• Task requirements
Your answer should consist of each line below that includes the word "Input".

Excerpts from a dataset
━━━━━━━━

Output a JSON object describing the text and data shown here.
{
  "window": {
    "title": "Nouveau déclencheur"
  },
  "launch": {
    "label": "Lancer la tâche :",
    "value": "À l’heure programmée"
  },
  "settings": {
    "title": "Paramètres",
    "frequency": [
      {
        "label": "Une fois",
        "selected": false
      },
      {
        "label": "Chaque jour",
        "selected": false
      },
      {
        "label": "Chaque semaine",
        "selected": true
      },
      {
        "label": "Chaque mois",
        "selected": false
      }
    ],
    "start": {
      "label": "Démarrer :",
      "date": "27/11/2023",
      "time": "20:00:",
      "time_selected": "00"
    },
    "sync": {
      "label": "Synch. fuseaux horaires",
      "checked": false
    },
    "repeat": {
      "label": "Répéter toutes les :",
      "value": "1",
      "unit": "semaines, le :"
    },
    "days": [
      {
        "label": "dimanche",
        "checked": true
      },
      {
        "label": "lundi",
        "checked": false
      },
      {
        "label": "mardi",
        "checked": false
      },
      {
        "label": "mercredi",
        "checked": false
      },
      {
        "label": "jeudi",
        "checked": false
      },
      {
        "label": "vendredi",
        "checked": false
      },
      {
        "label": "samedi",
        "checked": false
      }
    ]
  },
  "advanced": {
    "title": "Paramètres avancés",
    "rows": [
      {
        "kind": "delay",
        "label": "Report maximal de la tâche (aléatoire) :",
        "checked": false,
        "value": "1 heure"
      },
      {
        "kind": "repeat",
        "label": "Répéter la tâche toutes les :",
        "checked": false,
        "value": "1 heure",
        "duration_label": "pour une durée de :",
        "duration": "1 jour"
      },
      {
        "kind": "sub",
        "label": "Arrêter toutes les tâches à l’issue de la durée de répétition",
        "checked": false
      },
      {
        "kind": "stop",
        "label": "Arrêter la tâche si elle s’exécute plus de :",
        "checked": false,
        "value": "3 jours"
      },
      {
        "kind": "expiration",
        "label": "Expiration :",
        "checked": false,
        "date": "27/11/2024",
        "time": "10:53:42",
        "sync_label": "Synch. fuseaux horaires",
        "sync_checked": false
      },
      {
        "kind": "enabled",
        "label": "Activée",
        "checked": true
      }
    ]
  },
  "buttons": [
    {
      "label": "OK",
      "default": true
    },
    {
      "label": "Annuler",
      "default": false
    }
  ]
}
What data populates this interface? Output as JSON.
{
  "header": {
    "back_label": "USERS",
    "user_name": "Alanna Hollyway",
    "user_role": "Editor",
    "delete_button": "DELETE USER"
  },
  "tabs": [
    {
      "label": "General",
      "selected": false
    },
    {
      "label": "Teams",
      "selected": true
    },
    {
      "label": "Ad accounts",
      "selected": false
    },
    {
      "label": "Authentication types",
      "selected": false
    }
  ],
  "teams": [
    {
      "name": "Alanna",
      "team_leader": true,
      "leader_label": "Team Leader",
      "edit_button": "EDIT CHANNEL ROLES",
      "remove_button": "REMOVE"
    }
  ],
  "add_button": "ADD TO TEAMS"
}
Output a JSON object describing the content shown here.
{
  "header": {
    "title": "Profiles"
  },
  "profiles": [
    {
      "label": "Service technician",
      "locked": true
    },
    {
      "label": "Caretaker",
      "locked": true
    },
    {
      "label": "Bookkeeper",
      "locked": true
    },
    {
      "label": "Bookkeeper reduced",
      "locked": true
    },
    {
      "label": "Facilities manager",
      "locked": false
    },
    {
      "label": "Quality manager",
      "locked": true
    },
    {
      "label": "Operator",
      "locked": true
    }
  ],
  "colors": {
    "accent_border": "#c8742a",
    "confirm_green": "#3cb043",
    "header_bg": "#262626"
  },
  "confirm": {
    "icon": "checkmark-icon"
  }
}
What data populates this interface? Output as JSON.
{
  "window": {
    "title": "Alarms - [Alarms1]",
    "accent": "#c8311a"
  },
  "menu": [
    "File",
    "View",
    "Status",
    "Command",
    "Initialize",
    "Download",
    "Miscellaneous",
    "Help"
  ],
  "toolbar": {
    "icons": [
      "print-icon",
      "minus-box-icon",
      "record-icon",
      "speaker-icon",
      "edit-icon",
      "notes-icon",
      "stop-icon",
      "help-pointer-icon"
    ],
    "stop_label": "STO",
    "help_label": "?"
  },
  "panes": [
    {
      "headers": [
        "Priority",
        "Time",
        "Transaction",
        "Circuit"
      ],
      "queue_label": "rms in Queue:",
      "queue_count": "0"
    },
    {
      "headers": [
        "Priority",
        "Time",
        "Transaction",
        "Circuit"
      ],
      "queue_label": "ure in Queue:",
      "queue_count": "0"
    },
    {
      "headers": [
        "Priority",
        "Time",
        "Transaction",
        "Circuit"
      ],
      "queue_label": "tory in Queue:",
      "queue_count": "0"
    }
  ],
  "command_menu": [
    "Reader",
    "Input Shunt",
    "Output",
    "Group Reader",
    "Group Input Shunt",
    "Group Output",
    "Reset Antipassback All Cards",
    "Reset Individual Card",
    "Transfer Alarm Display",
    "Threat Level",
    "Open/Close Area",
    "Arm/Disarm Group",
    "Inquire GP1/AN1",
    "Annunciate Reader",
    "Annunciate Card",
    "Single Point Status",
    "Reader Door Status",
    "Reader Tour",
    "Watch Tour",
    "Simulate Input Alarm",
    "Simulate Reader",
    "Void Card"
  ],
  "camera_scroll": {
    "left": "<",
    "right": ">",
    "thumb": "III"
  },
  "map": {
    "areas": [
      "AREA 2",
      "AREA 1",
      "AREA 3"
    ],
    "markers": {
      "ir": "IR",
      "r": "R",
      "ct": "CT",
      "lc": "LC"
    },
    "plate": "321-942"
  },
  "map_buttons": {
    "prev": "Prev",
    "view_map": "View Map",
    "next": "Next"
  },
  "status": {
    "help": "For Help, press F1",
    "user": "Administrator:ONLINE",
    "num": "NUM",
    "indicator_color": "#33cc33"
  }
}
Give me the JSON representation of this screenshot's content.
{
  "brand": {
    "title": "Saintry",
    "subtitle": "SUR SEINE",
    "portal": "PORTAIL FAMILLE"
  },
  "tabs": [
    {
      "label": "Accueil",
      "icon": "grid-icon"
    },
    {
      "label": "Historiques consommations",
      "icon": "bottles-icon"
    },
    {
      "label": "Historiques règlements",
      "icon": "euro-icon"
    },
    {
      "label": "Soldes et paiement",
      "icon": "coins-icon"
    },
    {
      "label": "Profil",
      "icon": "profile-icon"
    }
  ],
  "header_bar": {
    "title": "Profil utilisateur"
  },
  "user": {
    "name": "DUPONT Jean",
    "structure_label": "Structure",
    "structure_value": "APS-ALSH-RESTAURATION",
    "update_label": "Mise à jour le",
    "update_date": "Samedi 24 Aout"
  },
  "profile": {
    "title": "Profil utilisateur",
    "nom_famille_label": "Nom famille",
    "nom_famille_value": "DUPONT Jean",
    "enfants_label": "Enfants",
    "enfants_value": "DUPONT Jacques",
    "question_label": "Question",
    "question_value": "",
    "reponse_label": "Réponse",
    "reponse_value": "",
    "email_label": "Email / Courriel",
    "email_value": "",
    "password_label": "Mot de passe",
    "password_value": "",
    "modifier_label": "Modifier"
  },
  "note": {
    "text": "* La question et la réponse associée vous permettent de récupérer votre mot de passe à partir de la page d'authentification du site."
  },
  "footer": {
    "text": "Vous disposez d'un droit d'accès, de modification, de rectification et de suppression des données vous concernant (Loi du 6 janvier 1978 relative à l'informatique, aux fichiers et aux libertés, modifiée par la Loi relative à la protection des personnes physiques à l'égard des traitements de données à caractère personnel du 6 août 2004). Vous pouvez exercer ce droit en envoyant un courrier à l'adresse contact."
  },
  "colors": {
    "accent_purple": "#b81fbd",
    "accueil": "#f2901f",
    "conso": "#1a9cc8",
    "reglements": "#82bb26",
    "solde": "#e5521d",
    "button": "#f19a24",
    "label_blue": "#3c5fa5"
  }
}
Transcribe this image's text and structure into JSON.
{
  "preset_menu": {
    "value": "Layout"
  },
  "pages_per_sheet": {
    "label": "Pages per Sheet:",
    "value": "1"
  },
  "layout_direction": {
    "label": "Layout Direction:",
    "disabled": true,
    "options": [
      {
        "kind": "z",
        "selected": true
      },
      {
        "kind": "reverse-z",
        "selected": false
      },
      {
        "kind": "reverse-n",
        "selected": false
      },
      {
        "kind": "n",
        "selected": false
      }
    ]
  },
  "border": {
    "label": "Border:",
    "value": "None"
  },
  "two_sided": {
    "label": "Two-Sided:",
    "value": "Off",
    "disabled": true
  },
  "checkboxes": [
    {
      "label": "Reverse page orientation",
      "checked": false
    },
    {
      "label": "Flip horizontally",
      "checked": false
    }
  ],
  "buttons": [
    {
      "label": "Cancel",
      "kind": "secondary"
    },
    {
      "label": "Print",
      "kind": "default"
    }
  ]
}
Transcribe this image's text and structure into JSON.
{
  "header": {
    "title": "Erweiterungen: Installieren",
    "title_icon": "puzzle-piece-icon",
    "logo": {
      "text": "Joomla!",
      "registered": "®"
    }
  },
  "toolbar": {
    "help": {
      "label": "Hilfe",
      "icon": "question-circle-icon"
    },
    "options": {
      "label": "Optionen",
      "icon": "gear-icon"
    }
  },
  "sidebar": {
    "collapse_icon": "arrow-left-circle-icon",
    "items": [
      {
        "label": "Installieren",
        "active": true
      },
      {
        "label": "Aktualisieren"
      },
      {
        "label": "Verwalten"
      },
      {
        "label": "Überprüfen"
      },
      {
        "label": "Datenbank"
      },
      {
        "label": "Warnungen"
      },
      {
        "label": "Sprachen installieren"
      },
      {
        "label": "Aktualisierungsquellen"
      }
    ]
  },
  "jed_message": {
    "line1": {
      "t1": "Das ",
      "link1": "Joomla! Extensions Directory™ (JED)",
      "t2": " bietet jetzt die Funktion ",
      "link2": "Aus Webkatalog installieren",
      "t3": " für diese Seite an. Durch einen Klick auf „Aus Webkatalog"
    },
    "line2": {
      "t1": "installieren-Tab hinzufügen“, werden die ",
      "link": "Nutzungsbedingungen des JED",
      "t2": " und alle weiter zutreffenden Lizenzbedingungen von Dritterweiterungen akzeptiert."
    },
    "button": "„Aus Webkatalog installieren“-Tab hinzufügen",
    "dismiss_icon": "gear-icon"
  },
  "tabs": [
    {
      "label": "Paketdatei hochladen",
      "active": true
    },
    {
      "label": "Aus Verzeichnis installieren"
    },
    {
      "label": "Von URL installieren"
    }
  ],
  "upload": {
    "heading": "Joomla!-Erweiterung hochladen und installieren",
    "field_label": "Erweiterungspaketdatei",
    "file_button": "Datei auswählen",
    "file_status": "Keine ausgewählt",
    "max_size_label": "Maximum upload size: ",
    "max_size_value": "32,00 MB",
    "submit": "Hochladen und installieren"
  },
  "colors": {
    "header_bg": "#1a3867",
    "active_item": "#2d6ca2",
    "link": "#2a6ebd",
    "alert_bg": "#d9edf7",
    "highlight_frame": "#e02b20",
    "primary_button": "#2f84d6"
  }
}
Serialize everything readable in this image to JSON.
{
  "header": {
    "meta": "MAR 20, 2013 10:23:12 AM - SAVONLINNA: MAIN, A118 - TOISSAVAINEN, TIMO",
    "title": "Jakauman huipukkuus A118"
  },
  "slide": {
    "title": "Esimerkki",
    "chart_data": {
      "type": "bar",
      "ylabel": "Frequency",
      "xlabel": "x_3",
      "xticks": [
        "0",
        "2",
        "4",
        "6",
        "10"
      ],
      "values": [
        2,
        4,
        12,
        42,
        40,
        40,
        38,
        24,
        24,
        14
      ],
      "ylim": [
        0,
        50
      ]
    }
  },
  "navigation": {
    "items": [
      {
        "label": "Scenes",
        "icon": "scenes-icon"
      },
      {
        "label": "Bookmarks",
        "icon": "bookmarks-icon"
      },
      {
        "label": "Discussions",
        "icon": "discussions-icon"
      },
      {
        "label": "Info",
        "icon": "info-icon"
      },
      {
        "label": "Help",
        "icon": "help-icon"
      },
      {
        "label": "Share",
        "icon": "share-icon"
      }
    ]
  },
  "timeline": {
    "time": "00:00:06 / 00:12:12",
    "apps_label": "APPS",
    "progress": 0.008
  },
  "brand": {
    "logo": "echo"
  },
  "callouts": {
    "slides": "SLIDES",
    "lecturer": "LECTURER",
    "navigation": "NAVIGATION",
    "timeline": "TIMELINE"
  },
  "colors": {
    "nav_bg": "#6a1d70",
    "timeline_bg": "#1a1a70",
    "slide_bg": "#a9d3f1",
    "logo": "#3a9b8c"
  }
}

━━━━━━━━

• Response
    "Input Shunt",
    "Group Input Shunt",
    "Simulate Input Alarm",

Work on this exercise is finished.